Content starts

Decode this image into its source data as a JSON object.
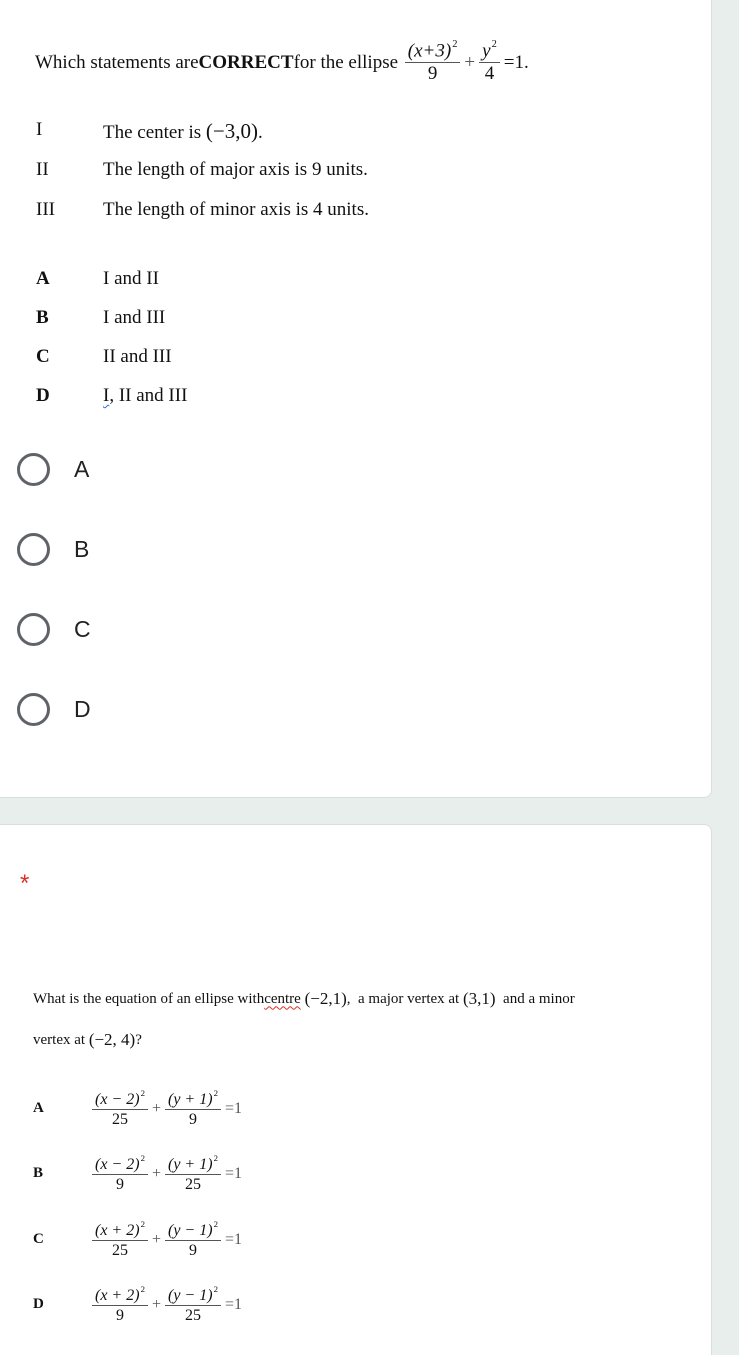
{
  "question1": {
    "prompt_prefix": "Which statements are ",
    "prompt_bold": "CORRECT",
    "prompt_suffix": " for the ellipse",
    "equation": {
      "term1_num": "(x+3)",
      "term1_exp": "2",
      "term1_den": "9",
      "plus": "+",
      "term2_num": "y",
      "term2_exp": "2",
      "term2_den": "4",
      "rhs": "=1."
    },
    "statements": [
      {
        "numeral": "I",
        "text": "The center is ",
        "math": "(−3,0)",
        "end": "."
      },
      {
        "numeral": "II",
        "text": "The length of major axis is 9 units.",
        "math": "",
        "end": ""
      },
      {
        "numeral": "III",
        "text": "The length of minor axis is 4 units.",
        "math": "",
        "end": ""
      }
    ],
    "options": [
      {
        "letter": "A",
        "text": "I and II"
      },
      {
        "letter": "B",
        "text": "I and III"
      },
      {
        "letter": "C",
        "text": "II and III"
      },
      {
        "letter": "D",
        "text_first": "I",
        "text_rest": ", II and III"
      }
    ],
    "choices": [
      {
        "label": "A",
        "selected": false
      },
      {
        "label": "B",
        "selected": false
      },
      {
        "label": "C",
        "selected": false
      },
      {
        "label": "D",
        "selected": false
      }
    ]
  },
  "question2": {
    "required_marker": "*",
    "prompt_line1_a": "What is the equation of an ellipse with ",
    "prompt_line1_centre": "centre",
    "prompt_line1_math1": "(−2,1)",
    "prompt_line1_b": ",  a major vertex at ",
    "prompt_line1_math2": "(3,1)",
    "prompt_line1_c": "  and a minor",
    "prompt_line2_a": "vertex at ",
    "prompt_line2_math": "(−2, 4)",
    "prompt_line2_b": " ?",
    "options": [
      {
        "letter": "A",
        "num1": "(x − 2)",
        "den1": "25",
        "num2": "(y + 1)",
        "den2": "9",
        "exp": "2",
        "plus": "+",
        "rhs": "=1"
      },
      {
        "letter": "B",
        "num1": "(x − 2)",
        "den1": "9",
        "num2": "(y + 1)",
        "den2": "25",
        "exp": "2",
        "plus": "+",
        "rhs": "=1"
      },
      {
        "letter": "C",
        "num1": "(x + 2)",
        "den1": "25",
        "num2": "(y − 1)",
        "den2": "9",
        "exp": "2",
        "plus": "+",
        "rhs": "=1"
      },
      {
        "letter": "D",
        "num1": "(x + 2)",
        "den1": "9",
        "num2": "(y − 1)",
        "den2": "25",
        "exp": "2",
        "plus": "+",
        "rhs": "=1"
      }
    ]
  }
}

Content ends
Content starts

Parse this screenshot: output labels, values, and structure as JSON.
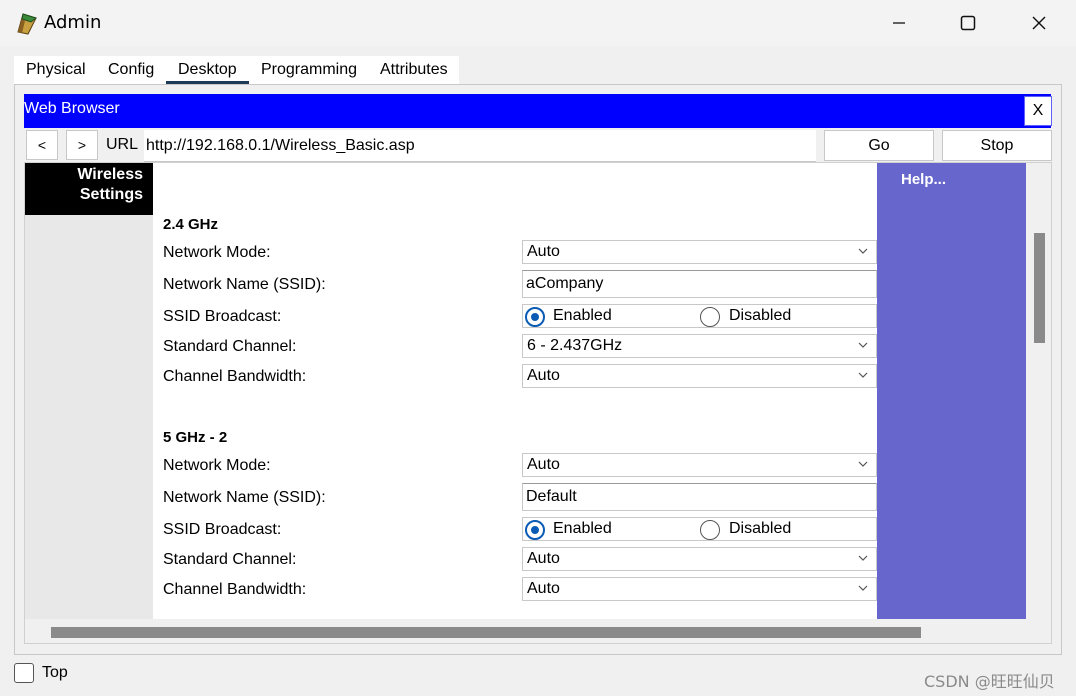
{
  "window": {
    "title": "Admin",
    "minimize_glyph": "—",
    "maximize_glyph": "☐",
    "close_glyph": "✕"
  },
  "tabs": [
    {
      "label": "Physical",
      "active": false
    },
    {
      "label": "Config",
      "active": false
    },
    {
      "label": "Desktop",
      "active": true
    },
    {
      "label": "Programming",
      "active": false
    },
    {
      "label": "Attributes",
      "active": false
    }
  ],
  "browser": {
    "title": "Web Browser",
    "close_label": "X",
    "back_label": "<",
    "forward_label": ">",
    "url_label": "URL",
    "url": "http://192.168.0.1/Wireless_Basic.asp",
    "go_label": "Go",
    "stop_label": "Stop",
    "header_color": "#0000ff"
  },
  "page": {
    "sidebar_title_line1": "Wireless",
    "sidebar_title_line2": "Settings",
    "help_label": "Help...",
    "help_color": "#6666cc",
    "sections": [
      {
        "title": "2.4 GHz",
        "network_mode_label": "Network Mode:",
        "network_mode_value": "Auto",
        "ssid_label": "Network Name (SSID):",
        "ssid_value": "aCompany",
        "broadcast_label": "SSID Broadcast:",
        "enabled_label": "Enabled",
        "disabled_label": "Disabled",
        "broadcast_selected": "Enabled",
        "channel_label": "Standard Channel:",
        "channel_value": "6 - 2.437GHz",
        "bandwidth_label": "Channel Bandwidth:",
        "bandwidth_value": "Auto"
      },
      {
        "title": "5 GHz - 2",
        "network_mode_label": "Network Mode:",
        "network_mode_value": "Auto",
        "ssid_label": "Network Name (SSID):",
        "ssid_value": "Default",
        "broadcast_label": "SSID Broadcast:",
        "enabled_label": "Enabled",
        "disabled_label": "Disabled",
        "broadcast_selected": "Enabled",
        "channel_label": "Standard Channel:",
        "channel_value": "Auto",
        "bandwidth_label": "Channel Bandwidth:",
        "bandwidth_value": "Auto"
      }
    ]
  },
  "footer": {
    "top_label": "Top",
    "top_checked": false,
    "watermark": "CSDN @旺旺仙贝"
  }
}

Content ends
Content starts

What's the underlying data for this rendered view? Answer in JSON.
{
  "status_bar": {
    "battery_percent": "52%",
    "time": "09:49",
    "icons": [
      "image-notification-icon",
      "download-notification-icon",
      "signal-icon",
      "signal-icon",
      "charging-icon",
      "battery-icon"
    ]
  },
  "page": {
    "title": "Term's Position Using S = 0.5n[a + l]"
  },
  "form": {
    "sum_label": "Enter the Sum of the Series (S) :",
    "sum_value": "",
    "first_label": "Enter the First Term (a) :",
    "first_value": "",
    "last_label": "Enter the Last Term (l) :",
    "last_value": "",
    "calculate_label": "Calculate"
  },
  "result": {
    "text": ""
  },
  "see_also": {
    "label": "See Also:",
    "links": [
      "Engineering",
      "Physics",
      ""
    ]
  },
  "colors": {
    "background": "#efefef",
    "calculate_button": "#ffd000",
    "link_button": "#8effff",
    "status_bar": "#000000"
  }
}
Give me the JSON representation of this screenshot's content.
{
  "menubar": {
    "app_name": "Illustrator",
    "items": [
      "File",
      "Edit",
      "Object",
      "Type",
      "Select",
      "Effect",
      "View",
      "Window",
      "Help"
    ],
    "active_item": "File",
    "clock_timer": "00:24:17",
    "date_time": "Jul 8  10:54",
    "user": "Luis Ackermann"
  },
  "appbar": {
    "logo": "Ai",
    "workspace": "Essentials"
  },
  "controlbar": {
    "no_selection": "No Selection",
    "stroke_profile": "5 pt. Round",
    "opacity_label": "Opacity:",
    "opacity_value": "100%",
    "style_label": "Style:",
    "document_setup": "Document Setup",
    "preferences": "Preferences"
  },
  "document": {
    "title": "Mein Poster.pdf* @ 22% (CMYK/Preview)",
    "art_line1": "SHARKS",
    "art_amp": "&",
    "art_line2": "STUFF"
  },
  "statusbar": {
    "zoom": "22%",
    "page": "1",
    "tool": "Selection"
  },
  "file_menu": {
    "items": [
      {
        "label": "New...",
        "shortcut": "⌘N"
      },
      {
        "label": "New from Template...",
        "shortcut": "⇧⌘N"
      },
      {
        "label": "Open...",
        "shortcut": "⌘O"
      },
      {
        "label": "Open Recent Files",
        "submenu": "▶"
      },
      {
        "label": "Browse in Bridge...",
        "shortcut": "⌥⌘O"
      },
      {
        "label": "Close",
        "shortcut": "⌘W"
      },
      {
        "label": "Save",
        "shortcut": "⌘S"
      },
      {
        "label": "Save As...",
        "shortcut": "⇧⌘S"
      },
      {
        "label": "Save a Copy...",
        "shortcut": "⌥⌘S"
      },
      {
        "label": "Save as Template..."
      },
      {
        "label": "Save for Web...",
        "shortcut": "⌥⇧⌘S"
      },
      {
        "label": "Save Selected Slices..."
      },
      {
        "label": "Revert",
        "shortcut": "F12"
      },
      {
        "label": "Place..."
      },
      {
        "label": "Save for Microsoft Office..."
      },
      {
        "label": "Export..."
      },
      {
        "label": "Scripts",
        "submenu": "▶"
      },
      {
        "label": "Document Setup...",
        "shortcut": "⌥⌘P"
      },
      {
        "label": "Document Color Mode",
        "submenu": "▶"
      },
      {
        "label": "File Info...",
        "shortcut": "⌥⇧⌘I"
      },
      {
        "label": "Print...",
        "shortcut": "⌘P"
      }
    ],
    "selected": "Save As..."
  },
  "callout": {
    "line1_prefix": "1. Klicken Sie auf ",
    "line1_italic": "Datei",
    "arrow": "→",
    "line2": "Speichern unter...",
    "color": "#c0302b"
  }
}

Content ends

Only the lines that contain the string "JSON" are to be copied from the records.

Decode this image into its source data as a JSON object.
Parse this screenshot: output labels, values, and structure as JSON.
What's the underlying data for this rendered view? Answer in JSON.
Give me the JSON representation of this screenshot's content.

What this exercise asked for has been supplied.